The Appellant contradicts itself by arguing a violation of the right to be heard in the Federal Tribunal after expressly confirming at the end of the arbitral hearing of July 9, 2012, that with regard to its right to be heard, it had no objections as to way the proceedings had been conducted. The assertion in the appeal to the Federal Tribunal that the Appellant “obviously” did not intend to withdraw the previously expressed objections when it made this statement to the Arbitral Tribunal, does not change this at all, as it is only a self-serving argument. The Arbitral Tribunal was entitled to assume, on the basis of the Appellant’s statement without reservation that it had no objections, that the Appellant no longer had any objections, specifically with regard to the rejected request to include the two documents from the proceedings in the FIFA Players’ Status Committee. The Appellant has therefore forfeited the right to make this argument based on Art. 190(2) d PILA in the Federal Tribunal.
The appeal must be rejected.
In such an outcome of the proceedings, the Appellant must pay the costs and compensate the other party (Art. 66(1) BGG and Art. 68(2) BGG).
Therefore the Federal Tribunal pronounces:
1. The Appeal is rejected.
2. The judicial costs, set at CHF10’000 shall be borne by the Appellant.
3. The Appellant shall pay to the respondent and amount of CHF 12’000 for the federal judicial proceedings.
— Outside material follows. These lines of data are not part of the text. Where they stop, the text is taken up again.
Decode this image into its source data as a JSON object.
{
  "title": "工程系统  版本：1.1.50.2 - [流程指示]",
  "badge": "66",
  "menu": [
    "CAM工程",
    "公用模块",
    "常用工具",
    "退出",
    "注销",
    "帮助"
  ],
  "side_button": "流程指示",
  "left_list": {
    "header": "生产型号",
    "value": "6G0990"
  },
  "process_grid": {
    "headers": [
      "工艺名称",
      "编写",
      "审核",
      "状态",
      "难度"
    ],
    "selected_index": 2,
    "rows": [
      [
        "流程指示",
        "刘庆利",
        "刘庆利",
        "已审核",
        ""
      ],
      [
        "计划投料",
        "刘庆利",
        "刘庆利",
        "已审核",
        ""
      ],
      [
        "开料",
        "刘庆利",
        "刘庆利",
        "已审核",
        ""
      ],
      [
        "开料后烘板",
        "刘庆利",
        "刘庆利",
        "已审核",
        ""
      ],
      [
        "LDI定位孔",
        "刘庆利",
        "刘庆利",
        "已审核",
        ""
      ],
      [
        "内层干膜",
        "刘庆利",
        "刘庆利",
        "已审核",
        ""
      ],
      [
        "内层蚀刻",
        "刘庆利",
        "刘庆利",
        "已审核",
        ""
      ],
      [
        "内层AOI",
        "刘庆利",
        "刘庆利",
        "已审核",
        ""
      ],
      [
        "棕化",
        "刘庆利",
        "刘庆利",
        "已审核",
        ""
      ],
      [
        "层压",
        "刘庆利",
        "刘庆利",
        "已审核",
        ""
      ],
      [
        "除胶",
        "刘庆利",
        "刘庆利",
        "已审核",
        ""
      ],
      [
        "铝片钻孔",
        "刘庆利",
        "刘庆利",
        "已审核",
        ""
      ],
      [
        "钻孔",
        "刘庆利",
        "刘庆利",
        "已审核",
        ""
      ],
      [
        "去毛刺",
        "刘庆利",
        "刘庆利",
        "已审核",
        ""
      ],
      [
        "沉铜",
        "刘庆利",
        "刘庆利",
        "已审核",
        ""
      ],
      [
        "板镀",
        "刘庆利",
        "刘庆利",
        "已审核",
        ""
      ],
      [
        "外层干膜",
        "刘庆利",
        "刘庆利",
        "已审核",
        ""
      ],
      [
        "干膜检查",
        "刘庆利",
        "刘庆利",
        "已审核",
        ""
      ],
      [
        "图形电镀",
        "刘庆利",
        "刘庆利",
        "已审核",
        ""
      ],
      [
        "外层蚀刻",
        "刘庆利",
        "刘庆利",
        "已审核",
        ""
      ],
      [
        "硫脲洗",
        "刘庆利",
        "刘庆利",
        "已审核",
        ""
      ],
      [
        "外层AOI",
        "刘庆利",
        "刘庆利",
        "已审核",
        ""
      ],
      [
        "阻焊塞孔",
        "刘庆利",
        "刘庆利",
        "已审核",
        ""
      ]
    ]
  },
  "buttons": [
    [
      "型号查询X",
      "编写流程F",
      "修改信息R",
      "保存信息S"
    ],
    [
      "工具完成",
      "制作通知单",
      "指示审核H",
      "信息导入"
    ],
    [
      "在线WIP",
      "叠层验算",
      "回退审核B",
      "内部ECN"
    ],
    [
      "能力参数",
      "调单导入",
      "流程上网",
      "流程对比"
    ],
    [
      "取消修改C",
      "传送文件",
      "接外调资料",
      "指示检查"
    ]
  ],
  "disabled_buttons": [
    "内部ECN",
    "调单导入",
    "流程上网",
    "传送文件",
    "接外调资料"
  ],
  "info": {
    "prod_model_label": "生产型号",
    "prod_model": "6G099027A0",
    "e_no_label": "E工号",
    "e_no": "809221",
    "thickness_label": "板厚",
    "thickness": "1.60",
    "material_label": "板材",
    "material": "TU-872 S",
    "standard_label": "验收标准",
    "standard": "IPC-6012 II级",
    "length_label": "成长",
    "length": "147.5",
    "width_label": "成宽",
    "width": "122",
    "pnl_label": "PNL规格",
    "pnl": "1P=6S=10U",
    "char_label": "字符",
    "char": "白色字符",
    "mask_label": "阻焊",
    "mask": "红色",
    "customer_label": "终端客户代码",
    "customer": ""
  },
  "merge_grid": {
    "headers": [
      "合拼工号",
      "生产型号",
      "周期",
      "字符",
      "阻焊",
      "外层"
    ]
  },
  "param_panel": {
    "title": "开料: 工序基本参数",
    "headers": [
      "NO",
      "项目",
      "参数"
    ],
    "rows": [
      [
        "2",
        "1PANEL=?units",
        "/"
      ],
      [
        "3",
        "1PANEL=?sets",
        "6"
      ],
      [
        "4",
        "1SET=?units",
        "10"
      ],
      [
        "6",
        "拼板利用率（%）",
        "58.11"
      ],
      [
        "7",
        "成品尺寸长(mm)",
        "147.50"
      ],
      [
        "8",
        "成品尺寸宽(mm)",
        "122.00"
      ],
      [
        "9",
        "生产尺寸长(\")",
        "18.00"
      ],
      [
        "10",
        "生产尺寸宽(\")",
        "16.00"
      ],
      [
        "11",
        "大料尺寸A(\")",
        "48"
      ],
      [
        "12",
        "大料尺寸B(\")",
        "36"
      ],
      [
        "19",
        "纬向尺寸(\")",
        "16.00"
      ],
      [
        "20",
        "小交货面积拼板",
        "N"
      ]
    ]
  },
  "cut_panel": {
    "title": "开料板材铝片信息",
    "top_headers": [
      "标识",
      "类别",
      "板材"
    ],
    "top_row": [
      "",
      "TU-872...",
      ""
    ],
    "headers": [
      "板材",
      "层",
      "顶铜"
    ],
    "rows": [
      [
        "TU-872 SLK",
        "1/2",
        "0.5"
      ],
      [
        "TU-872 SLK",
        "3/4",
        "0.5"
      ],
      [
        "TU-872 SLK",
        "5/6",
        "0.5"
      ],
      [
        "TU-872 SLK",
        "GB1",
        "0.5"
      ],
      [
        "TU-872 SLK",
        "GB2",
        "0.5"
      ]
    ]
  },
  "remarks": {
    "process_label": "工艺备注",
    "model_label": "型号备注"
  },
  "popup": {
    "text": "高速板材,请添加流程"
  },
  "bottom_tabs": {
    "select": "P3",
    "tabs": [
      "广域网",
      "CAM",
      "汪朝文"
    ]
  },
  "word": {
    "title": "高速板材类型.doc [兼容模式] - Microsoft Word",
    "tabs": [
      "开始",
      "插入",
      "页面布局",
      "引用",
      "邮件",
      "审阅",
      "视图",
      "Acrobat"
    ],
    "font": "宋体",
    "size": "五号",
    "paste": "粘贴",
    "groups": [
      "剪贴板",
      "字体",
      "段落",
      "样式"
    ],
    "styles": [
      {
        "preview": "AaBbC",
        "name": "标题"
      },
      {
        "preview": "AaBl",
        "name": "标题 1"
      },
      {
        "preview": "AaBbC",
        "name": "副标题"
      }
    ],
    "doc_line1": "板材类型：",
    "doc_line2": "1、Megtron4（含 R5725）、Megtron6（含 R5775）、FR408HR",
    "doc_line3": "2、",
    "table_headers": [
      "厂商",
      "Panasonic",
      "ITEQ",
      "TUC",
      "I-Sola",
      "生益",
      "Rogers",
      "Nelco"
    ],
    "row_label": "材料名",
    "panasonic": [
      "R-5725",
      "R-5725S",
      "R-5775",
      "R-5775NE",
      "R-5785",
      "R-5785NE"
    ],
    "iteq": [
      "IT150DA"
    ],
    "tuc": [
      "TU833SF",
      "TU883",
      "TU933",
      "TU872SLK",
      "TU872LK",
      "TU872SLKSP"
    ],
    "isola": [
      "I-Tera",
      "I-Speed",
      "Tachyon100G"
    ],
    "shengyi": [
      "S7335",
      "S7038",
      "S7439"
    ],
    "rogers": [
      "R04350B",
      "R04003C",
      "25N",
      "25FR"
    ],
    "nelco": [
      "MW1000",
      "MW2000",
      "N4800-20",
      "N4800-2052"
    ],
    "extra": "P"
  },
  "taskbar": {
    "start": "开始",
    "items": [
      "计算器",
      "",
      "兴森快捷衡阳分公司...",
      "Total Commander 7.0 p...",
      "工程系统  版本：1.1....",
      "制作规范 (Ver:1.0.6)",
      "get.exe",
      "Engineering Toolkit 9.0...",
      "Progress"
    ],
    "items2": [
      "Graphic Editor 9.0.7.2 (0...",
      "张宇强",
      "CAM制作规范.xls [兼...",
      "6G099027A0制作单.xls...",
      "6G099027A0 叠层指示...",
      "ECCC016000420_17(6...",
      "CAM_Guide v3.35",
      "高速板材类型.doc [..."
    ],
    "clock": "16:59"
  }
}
4. This judgment shall be notified in writing to the Parties and to the Court of Arbitration for Sport (CAS).
Lausanne, May 29, 2013
In the name of the First Civil Law Court of the Swiss Federal Tribunal
Presiding Judge: The Clerk:
Klett (Mrs.) Hurni
- 1. Translator’s Note: Quote as X.________ S. A. D. v. Fédération Internationale de Football Association (FIFA), 4A_620/2012. The original decision is in German. The text is available on the website of the Federal Tribunal www.bger.ch .
- 2. Translator’s Note: ZGB is the German abbreviation for the Swiss Civil Code.
- 3. Translator’s Note: In English in the original text.
- 4. Translator’s Note: In English in the original text.
- 5. Translator’s Note: BGG is the German abbreviation for the Federal Statute of June 17, 2005, organizing the Federal Tribunal, RS 173.110.
- 6. The official languages of Switzerland are German, French, and Italian.
- 7. Translator’s Note: PILA is the most commonly used English abbreviation for the Federal Statute on International Private Law of December 18, 1987, RS 291.
- 8. Translator’s Note: The English translation of this decision is available here: http://www.swissarbitrationdecisions.com/right-to-be-heard-equality-between-the-parties
- 9. Translator’s Note: The English translation of this decision is available here: http://www.swissarbitrationdecisions.com/extension-of-arbitration-clause-to-non-signatories-case-of-a-gua
- 10. Translator’s Note: The English translation of this decision is available here: http://www.swissarbitrationdecisions.com/independence-and-impartiality-of-a-party-appointed-arbitrator-in
- 11. Translator’s Note: The English translation of this decision is available here: http://www.swissarbitrationdecisions.com/independence-and-impartiality-of-a-party-appointed-arbitrator-in
- 12. Translator’s Note: The English translation of this decision is available here:
- 13. Translator’s Note: In English in the original text.
- 14. Translator’s Note: The English translation of this decision is available here:
- 15. Translator’s Note: ZPO is the German abbreviation for the Swiss Code of Civil Procedure
- 16. Translator’s Note: The English translation of this decision is available here:
- 17. Translator’s Note: The English translation of this decision is available here: